Of the major Asian economies, only China has the very obvious ability to try to offset slower domestic growth caused by declining exports. Its budget deficit is tiny and the needs of its central and western regions vast. It also has the capacity to bail out (again) its still mostly state-owned banks. But China’s policy responses tend to be very slow and may be far too late to prevent a sharp decline in its rate of growth.

India has zero capacity to offset a decline in liquidity. Its current account and budget deficits – not to mention its oil import dependence – are already too high for comfort. It could even get into serious trouble if much of the short-term money which has flooded in over the past two years and driven foreign reserves to $275 billion decides to exit, driving down asset prices and squeezing credit in a manner reminiscent of Southeast Asia a decade ago.

The financial sectors in both India and China also face the added danger that local bad debts will start to escalate, next year if not this. Rates of credit growth have been far too high even for buoyant economies so expect a very sharp reversal in non-performing loan ratios, which had fallen under the stimulus of new credit.

Japan has the theoretical potential for increased domestic demand, but years of efforts to stimulate it with fiscal deficits and near-zero interest rates have failed.

For different reasons, Korea, Taiwan and Southeast Asia may be able to boost domestic demand. Capital may return to Taiwan as the KMT returns to power and the economy is boosted by hopes of closer cross-strait links. Korea’s new government may find its domestic stimulus works. Malaysia’s massive trade surplus provides plenty of scope for growth if political hurdles can be overcome, and Indonesia, with strong exports and looking to an election in 2009, will probably continue to expand relatively fast. But even combined these cannot offset any sharp reduction in China and India.

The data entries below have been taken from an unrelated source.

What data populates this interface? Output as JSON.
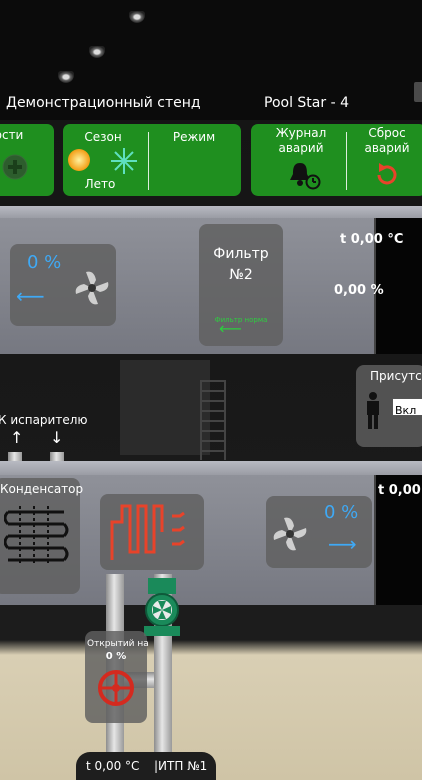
{
  "header": {
    "stand_title": "Демонстрационный стенд",
    "device": "Pool Star - 4"
  },
  "toolbar": {
    "left_cut_label": "ости",
    "season_label": "Сезон",
    "season_value": "Лето",
    "mode_label": "Режим",
    "alarm_log_label_1": "Журнал",
    "alarm_log_label_2": "аварий",
    "reset_label_1": "Сброс",
    "reset_label_2": "аварий"
  },
  "supply_duct": {
    "fan_percent": "0 %",
    "filter_title_1": "Фильтр",
    "filter_title_2": "№2",
    "filter_status": "Фильтр норма",
    "temperature": "t 0,00 °C",
    "humidity": "0,00 %"
  },
  "middle": {
    "presence_label": "Присутст",
    "presence_value": "Вкл",
    "evaporator_label": "К испарителю"
  },
  "exhaust_duct": {
    "condenser_label": "Конденсатор",
    "fan_percent": "0 %",
    "temperature": "t 0,00"
  },
  "valve": {
    "label": "Открытий на",
    "percent": "0 %"
  },
  "bottom": {
    "temperature": "t 0,00 °C",
    "itp": "|ИТП №1"
  },
  "colors": {
    "green": "#1f8f1f",
    "accent_blue": "#3fa9f5",
    "accent_red": "#e8432a"
  }
}
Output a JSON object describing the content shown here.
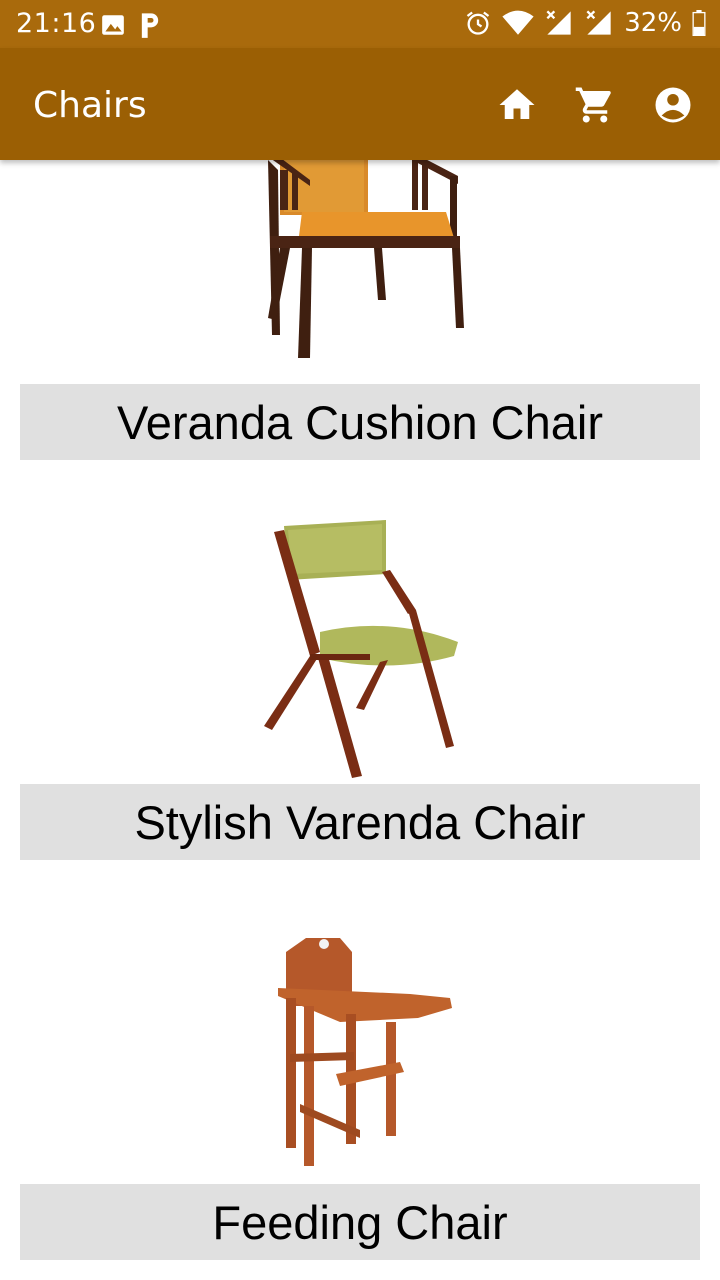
{
  "status_bar": {
    "time": "21:16",
    "battery": "32%",
    "icons": [
      "image-icon",
      "parking-icon",
      "alarm-icon",
      "wifi-icon",
      "signal-icon",
      "signal-icon",
      "battery-icon"
    ]
  },
  "app_bar": {
    "title": "Chairs",
    "actions": [
      "home-icon",
      "cart-icon",
      "account-icon"
    ]
  },
  "products": [
    {
      "name": "Veranda Cushion Chair",
      "image": "veranda-cushion-chair-image"
    },
    {
      "name": "Stylish Varenda Chair",
      "image": "stylish-varenda-chair-image"
    },
    {
      "name": "Feeding Chair",
      "image": "feeding-chair-image"
    }
  ],
  "colors": {
    "status_bar": "#a96a0c",
    "app_bar": "#9b5f04",
    "name_bar": "#e0e0e0"
  }
}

In short, it is the financial sector, local and global, which is the worry for Asia, not the US recession per se. It is the coming end of the money and credit binge which has ensured that asset prices and investment have far exceeded several economies’ ability to generate adequate returns.

No one’s problems are as bad as those of the US, but the only safe havens could be those with the lowest expectations – now Japan, Taiwan and Thailand.